The Cardiovascular Medical Devices Group works to understand the interactions of medical devices with patients’ blood, proteins and cells to develop more sophisticated and compatible materials for medical devices for the diagnosis and treatment of cardiovascular disease.
Despite the widespread use of medical devices in cardiovascular medicine, including artificial hearts, vascular stents, vascular grafts, heart valves, pacemakers, catheters and cardiopulmonary bypass circuits, many side effects occur due to the materials used to make these devices, such as blood clots (thrombosis) and microbe adhesion (biofouling). Thrombosis of medical devices is currently managed with medication that causes additional complications, such as bleeding from antiplatelet or anticoagulant drugs. Biofouling is treated with antibiotics, however, antibiotics can’t always penetrate the biofilm and the overuse of antibiotics is leading to antibiotic resistant pathogens. Increased understanding of biointerface interactions and methodology to assess materials could lead to the development of new more compatible materials and devices to reduce the use of drugs and risks for patients.
Our team applies cutting edge bioengineering tools to develop new methodologies to assess and understand the interplay of events at the biointerface, where the devices interact with the patient, and manipulate this interplay to improve medical device function, create novel medical devices and diagnostics and both drug and non-drug based avenues for therapies.
Due to the popular low-fat diets of the 80s and 90s, combined with the even more popular high-fat diets of the 2000s, many people are confused by this hotly debated nutrient: fat. We clear up the confusion.
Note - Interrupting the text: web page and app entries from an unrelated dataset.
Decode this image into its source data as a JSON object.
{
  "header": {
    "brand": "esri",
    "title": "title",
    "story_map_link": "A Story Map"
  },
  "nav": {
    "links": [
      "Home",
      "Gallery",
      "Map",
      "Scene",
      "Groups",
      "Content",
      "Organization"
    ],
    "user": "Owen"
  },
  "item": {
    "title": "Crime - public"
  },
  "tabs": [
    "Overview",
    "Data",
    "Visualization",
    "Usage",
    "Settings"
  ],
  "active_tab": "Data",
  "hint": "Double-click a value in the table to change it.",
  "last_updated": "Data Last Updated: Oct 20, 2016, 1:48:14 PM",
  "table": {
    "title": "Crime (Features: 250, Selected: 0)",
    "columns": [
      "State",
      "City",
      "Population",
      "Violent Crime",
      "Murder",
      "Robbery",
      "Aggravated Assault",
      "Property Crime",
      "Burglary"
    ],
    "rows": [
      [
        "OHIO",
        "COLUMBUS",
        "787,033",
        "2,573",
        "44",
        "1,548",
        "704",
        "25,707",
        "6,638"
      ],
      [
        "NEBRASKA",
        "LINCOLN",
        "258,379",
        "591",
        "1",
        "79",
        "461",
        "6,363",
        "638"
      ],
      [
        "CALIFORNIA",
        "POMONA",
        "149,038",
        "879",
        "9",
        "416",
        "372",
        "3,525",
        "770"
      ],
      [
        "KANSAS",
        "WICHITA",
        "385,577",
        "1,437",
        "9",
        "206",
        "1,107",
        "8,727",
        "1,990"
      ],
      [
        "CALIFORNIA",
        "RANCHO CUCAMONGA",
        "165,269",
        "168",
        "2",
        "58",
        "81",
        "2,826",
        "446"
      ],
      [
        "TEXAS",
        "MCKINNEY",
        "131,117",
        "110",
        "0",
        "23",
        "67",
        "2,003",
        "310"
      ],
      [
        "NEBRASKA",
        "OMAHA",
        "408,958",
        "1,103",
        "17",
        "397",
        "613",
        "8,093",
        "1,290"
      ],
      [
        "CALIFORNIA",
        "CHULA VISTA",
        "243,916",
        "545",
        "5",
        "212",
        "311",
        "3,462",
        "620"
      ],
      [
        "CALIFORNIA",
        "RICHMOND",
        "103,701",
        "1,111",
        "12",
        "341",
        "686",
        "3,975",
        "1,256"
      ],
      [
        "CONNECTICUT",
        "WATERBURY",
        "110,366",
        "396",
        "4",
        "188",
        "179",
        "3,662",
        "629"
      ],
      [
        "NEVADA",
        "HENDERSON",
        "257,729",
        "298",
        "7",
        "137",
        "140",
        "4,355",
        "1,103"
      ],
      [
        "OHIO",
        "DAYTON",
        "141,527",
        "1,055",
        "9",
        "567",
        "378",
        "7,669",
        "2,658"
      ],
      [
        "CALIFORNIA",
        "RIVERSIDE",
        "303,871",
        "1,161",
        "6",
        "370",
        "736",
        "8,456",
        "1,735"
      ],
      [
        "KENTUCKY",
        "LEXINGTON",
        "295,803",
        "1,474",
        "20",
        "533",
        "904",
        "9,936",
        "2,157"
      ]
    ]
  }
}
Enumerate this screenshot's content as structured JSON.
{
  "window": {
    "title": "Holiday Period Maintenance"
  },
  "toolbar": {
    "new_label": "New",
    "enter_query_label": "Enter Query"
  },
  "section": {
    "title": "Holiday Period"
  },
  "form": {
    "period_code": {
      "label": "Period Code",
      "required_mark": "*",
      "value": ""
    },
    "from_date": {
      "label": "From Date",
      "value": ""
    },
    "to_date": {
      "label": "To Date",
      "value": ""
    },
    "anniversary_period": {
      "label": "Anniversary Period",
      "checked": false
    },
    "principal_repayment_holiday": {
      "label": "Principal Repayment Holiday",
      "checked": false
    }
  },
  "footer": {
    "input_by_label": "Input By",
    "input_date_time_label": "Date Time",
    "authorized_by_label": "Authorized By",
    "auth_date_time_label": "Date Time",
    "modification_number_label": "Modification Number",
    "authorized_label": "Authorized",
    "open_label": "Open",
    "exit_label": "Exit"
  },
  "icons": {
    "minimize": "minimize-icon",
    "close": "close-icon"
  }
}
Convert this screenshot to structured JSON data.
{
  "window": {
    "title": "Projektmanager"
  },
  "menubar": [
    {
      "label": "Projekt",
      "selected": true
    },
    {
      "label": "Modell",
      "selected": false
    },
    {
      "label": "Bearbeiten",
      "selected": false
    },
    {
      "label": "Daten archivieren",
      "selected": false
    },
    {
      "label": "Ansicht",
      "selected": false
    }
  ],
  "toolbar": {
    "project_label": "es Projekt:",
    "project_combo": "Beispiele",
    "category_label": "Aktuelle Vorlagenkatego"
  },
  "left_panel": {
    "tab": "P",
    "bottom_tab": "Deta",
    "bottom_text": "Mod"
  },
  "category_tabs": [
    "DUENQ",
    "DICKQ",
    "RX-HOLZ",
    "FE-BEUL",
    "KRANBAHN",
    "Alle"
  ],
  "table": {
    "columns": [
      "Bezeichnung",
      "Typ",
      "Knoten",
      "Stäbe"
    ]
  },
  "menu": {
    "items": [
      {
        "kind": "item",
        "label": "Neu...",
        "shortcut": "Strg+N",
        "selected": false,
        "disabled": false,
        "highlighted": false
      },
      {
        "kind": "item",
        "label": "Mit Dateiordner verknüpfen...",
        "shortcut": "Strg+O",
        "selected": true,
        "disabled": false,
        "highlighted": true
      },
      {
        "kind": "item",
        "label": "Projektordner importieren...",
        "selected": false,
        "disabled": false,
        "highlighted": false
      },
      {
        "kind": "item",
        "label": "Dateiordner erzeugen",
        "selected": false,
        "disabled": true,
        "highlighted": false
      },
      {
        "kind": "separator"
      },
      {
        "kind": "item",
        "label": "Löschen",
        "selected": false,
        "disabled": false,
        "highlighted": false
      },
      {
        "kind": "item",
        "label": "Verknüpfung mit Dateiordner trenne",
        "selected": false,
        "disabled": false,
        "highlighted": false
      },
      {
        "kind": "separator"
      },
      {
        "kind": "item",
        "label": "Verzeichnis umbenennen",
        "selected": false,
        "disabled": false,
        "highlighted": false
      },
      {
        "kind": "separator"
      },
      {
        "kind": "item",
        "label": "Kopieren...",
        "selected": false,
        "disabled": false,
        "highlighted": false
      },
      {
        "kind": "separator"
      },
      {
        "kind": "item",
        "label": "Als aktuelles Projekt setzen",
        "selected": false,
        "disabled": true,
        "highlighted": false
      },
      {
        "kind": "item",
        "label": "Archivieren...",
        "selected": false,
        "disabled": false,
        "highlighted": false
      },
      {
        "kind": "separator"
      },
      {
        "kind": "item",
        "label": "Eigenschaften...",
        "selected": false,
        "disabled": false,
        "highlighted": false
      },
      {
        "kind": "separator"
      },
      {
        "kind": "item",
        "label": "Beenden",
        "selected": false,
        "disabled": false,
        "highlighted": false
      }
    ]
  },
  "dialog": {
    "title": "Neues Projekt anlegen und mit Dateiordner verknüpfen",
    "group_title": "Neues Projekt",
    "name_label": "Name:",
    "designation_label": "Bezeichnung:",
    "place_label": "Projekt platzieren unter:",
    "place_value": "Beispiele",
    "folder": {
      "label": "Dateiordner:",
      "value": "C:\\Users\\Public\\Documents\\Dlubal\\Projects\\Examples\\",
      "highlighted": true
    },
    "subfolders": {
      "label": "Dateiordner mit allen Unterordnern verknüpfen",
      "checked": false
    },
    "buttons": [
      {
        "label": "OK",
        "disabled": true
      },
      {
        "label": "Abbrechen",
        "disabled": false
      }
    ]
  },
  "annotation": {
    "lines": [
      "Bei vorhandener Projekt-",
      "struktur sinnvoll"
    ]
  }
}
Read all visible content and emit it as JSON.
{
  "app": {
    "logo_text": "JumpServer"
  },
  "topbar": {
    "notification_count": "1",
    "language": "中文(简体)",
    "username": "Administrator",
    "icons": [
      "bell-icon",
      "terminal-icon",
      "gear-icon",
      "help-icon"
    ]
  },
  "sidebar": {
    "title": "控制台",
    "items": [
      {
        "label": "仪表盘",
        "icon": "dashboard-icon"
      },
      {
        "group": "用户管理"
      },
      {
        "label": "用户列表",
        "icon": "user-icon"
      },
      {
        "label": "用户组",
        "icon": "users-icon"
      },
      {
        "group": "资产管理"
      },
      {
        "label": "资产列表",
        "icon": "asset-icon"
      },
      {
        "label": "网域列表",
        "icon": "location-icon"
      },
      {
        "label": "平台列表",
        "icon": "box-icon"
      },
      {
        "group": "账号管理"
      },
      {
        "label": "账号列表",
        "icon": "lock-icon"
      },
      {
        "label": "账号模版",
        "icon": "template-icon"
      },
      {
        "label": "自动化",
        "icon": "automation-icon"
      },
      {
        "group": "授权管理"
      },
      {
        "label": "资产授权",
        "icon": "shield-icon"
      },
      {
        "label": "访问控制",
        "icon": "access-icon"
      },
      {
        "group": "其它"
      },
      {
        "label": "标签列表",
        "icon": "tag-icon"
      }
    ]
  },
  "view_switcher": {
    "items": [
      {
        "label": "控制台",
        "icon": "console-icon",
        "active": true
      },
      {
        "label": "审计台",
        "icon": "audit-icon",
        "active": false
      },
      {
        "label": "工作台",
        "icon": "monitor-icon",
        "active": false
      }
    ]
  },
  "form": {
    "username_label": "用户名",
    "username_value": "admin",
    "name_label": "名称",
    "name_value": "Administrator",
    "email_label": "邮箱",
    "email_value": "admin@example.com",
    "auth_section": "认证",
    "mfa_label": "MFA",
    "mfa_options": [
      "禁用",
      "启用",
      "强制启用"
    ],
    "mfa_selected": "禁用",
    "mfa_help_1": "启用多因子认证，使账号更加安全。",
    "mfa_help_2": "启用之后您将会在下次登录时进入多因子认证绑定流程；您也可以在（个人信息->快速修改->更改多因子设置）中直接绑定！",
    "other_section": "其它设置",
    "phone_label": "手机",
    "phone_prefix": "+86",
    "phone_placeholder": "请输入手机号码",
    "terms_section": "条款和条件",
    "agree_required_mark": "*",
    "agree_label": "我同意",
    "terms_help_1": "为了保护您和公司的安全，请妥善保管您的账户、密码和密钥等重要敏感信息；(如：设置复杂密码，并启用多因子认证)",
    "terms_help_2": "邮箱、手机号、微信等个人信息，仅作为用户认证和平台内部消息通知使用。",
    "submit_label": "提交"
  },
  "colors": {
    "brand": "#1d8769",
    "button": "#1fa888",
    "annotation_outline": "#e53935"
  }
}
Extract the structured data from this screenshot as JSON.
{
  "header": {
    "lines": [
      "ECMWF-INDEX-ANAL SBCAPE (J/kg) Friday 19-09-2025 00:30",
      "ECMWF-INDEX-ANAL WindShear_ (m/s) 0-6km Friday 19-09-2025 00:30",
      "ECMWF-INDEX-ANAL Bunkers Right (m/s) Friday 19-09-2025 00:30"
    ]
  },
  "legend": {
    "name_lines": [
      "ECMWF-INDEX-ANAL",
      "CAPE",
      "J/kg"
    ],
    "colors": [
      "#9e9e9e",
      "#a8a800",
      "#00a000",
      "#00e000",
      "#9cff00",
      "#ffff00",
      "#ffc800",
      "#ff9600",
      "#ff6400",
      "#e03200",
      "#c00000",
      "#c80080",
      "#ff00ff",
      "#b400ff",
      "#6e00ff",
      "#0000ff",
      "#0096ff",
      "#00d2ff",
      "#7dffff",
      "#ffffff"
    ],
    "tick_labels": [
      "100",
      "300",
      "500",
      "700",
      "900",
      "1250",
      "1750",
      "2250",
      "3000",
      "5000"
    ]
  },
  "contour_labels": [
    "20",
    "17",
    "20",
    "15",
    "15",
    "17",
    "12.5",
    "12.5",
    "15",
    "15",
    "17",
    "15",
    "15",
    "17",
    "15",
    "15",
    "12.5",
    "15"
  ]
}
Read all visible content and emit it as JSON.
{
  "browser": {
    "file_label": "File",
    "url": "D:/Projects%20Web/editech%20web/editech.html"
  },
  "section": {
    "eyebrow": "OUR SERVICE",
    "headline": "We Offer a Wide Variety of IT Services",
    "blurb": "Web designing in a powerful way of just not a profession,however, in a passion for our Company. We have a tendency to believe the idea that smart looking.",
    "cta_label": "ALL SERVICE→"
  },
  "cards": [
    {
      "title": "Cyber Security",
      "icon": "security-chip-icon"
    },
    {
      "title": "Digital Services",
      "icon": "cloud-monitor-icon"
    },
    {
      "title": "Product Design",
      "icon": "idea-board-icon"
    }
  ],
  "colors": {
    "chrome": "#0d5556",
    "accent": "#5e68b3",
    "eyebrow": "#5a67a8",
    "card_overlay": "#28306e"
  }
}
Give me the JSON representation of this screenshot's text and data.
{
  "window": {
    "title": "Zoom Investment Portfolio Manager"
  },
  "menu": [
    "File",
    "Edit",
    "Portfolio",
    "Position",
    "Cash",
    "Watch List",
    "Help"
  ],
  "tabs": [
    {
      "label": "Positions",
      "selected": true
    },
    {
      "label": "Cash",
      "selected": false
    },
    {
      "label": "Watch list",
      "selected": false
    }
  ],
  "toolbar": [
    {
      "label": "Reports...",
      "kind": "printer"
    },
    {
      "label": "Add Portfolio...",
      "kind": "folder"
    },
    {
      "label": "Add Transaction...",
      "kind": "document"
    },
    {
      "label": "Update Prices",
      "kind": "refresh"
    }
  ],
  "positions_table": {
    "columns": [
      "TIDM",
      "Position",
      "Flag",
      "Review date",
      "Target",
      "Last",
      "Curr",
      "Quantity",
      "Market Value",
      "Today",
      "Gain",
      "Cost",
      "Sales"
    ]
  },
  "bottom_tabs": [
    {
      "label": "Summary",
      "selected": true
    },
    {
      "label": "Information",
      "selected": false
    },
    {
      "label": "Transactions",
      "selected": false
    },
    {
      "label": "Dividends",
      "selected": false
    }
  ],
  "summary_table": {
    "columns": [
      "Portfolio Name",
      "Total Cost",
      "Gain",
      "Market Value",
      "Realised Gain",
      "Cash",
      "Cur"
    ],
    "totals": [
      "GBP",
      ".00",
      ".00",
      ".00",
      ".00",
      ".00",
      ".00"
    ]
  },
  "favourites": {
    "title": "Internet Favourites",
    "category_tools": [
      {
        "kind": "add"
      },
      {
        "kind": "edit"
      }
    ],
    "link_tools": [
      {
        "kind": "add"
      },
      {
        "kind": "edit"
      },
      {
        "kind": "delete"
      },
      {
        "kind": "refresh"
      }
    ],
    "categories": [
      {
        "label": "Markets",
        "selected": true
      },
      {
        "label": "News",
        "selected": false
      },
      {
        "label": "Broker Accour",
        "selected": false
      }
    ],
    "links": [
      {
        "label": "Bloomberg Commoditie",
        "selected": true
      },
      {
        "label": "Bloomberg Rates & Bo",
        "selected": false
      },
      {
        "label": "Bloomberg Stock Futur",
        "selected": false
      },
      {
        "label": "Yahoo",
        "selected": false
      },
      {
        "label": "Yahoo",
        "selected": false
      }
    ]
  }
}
Dr Anna Waterhouse invited to speak at Joint Annual Scientific Meeting in Hobart.